Checking through the file this picture by Reuters Shanghai based photographer Aly Song really caught my eye and I needed to think why.
A view shows a sinking cargo ship after it collided with a boat on Huangpu River in Shanghai February 1, 2010. Three sailors were rescued from the accident, while further investigation is underway, according to local media. REUTERS/Aly Song
Why does this picture work so well when common sense tells me the worker in the foreground should block my view of the scene? Why don’t I feel that I want him to move so I can see the whole scene? Maybe it’s the way I am drawn into the picture by the strong sense of aerial perspective, the bold dark red of the helmet in the foreground, the point of focus, the harsh contrast of the diagonals thrown up by the stricken cargo ship and then through into the soft, misty and pale skyline of Shanghai.
Or is it the classic grid like composition of the horizontal line of the waters edge and the vertical lines of the buildings that are both dissected by the triangular shapes of the cargo ship? What ever it is the eye suddenly snaps back to the subject, an overturned cargo ship slowly sinking in the murky waters of the Huangpu River.

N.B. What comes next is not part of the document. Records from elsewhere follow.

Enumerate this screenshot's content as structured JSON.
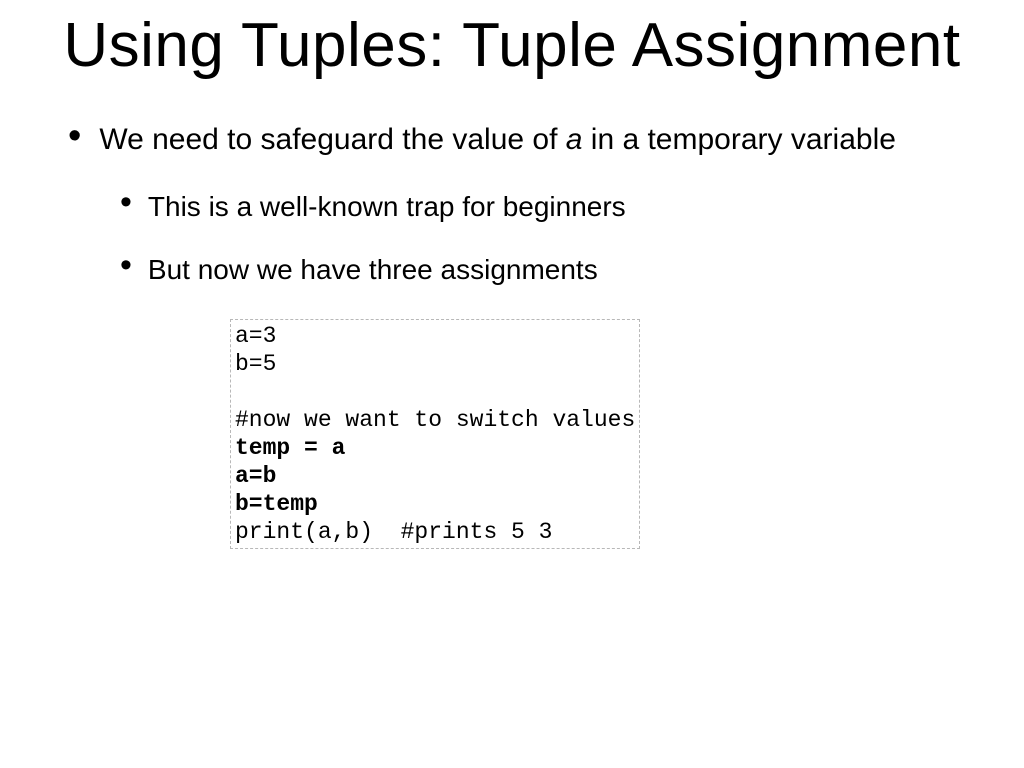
{
  "title": "Using Tuples: Tuple Assignment",
  "bullets": {
    "l1_pre": "We need to safeguard the value of ",
    "l1_italic": "a",
    "l1_post": " in a temporary variable",
    "l2a": "This is a well-known trap for beginners",
    "l2b": "But now we have three assignments"
  },
  "code": {
    "line1": "a=3",
    "line2": "b=5",
    "line_blank": " ",
    "line3": "#now we want to switch values",
    "line4": "temp = a",
    "line5": "a=b",
    "line6": "b=temp",
    "line7": "print(a,b)  #prints 5 3"
  }
}
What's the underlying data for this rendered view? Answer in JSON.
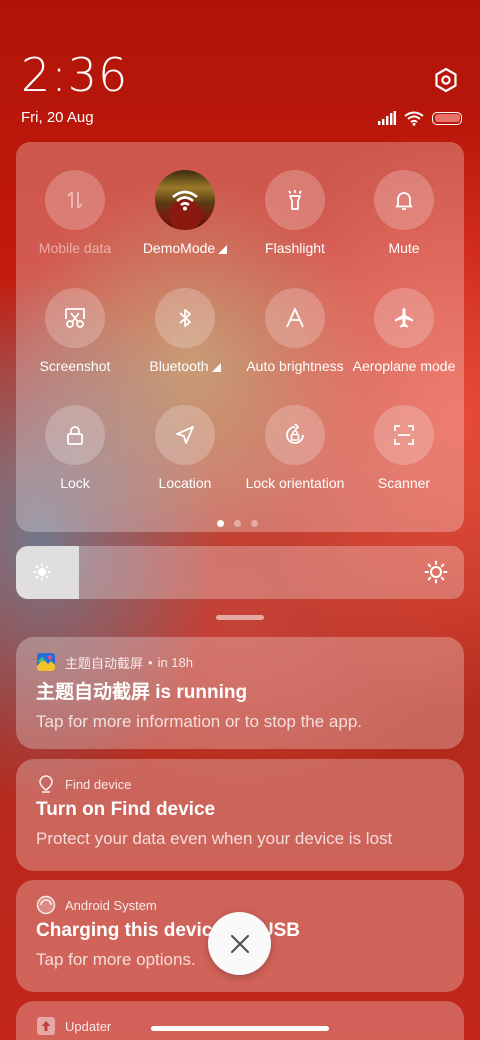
{
  "status": {
    "time": "2:36",
    "date": "Fri, 20 Aug",
    "battery_level_percent": 100,
    "battery_color": "#e8736b"
  },
  "quick_settings": {
    "tiles": [
      {
        "label": "Mobile data",
        "icon": "mobile-data-icon",
        "state": "disabled"
      },
      {
        "label": "DemoMode",
        "icon": "wifi-icon",
        "state": "on",
        "expandable": true
      },
      {
        "label": "Flashlight",
        "icon": "flashlight-icon",
        "state": "off"
      },
      {
        "label": "Mute",
        "icon": "bell-icon",
        "state": "off"
      },
      {
        "label": "Screenshot",
        "icon": "screenshot-icon",
        "state": "off"
      },
      {
        "label": "Bluetooth",
        "icon": "bluetooth-icon",
        "state": "off",
        "expandable": true
      },
      {
        "label": "Auto brightness",
        "icon": "auto-brightness-icon",
        "state": "off"
      },
      {
        "label": "Aeroplane mode",
        "icon": "airplane-icon",
        "state": "off"
      },
      {
        "label": "Lock",
        "icon": "lock-icon",
        "state": "off"
      },
      {
        "label": "Location",
        "icon": "location-icon",
        "state": "off"
      },
      {
        "label": "Lock orientation",
        "icon": "lock-orientation-icon",
        "state": "off"
      },
      {
        "label": "Scanner",
        "icon": "scanner-icon",
        "state": "off"
      }
    ],
    "page_count": 3,
    "current_page": 1
  },
  "brightness": {
    "level_fraction": 0.14
  },
  "notifications": [
    {
      "app": "主题自动截屏",
      "time": "in 18h",
      "title": "主题自动截屏 is running",
      "body": "Tap for more information or to stop the app.",
      "icon": "theme-app-icon"
    },
    {
      "app": "Find device",
      "title": "Turn on Find device",
      "body": "Protect your data even when your device is lost",
      "icon": "find-device-icon"
    },
    {
      "app": "Android System",
      "title": "Charging this device via USB",
      "body": "Tap for more options.",
      "icon": "android-system-icon"
    },
    {
      "app": "Updater",
      "icon": "updater-icon"
    }
  ],
  "clear_button": {
    "icon": "close-icon"
  }
}
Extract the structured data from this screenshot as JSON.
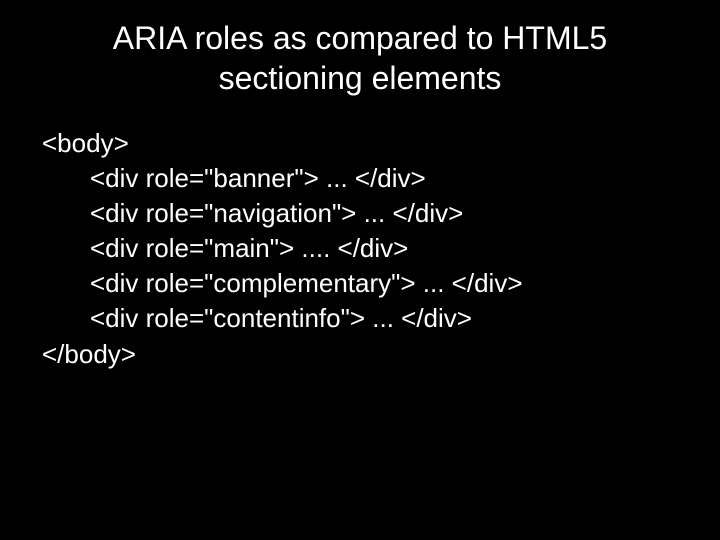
{
  "title_line1": "ARIA roles as compared to HTML5",
  "title_line2": "sectioning elements",
  "code": {
    "l0": "<body>",
    "l1": "<div role=\"banner\"> ... </div>",
    "l2": "<div role=\"navigation\"> ... </div>",
    "l3": "<div role=\"main\"> .... </div>",
    "l4": "<div role=\"complementary\"> ... </div>",
    "l5": "<div role=\"contentinfo\"> ... </div>",
    "l6": "</body>"
  }
}
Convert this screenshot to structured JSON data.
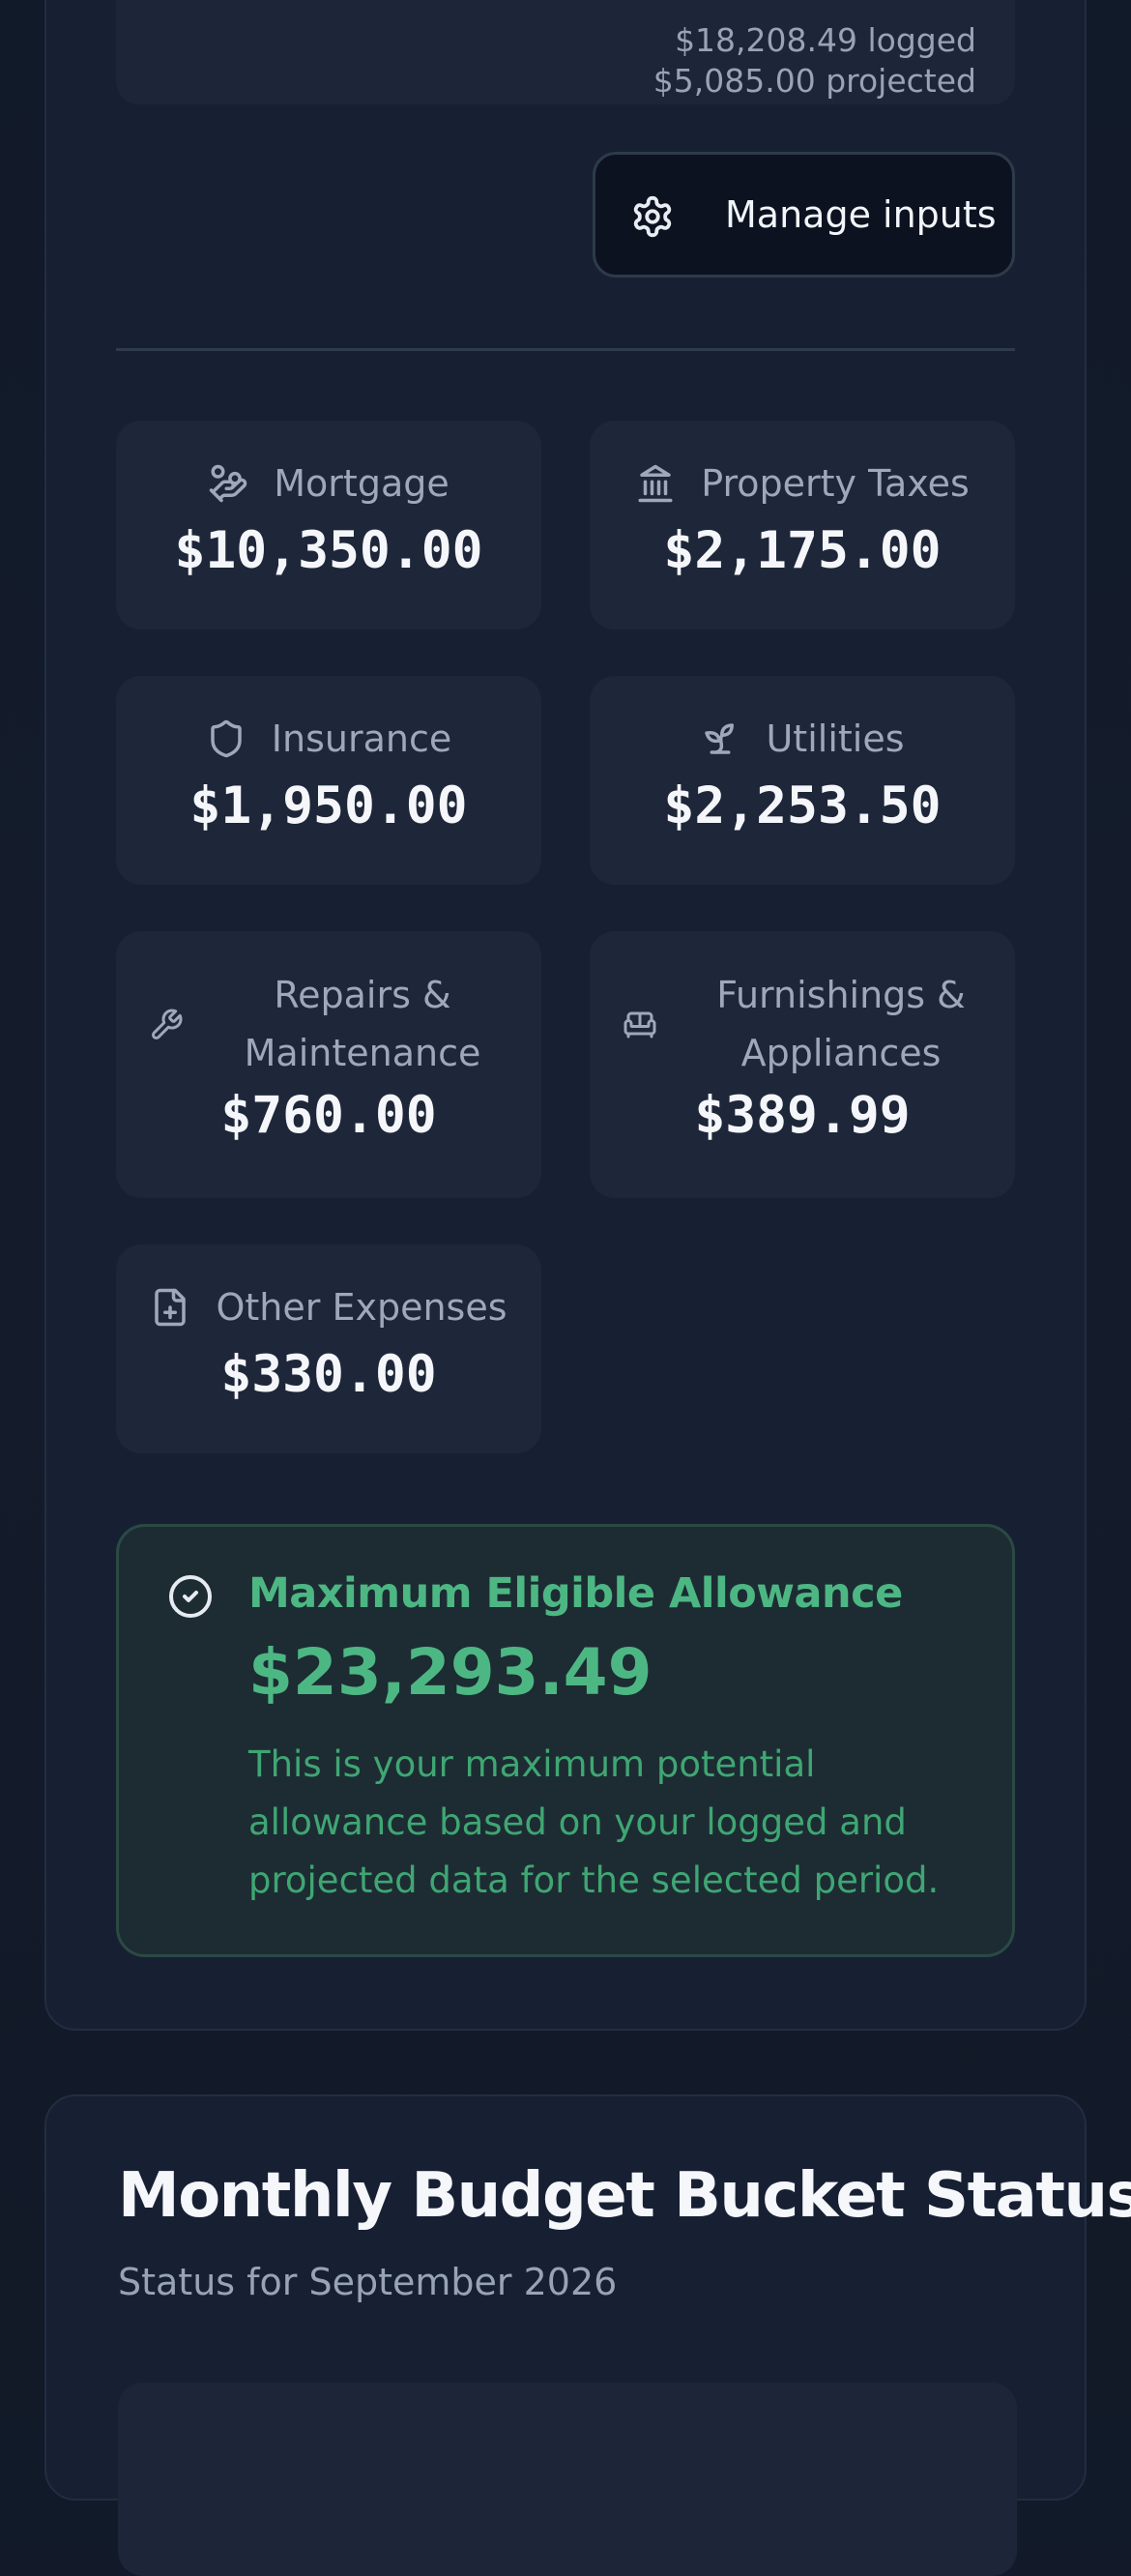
{
  "summary": {
    "logged_text": "$18,208.49 logged",
    "projected_text": "$5,085.00 projected",
    "manage_button_label": "Manage inputs",
    "manage_icon": "gear-icon"
  },
  "categories": [
    {
      "label": "Mortgage",
      "value": "$10,350.00",
      "icon": "hand-coins-icon"
    },
    {
      "label": "Property Taxes",
      "value": "$2,175.00",
      "icon": "landmark-icon"
    },
    {
      "label": "Insurance",
      "value": "$1,950.00",
      "icon": "shield-icon"
    },
    {
      "label": "Utilities",
      "value": "$2,253.50",
      "icon": "sprout-icon"
    },
    {
      "label": "Repairs & Maintenance",
      "value": "$760.00",
      "icon": "wrench-icon"
    },
    {
      "label": "Furnishings & Appliances",
      "value": "$389.99",
      "icon": "sofa-icon"
    },
    {
      "label": "Other Expenses",
      "value": "$330.00",
      "icon": "file-plus-icon"
    }
  ],
  "allowance": {
    "title": "Maximum Eligible Allowance",
    "amount": "$23,293.49",
    "description": "This is your maximum potential allowance based on your logged and projected data for the selected period.",
    "icon": "check-circle-icon",
    "accent_color": "#4db784"
  },
  "budget": {
    "title": "Monthly Budget Bucket Status",
    "subtitle": "Status for September 2026"
  }
}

I just have to know more. The caption tells me the cargo ship collided with a barge, three sailors were rescued and an investigation is underway.